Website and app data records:

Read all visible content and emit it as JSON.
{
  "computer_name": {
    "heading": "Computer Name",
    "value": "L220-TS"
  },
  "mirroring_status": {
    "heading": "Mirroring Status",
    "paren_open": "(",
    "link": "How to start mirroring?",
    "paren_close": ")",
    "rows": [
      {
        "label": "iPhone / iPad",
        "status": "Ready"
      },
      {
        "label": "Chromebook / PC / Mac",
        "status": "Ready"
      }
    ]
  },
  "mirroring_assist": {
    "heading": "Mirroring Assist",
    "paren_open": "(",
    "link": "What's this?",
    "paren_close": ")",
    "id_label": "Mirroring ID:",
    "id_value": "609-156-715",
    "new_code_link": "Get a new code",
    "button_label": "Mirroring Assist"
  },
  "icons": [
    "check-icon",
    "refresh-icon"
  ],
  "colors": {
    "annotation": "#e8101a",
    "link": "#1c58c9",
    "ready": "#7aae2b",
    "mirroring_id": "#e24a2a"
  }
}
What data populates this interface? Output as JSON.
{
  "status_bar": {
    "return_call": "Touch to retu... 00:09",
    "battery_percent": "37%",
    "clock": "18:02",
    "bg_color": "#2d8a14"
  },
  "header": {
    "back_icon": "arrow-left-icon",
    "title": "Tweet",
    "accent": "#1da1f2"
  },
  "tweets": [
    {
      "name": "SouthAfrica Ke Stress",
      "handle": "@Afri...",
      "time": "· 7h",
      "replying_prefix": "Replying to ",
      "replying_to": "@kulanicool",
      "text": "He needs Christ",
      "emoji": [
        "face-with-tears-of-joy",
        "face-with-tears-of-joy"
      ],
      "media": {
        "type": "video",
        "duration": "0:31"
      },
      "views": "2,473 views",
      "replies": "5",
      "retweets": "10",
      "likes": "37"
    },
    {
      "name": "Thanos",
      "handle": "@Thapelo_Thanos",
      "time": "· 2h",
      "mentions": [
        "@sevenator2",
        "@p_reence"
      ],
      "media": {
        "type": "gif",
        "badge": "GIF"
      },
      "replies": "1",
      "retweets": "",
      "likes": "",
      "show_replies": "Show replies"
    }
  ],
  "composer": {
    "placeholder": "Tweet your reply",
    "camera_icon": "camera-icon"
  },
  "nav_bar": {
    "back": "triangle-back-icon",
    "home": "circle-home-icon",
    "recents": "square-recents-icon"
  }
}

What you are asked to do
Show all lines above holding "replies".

Your solution
      "replies": "5",
      "replies": "1",
      "show_replies": "Show replies"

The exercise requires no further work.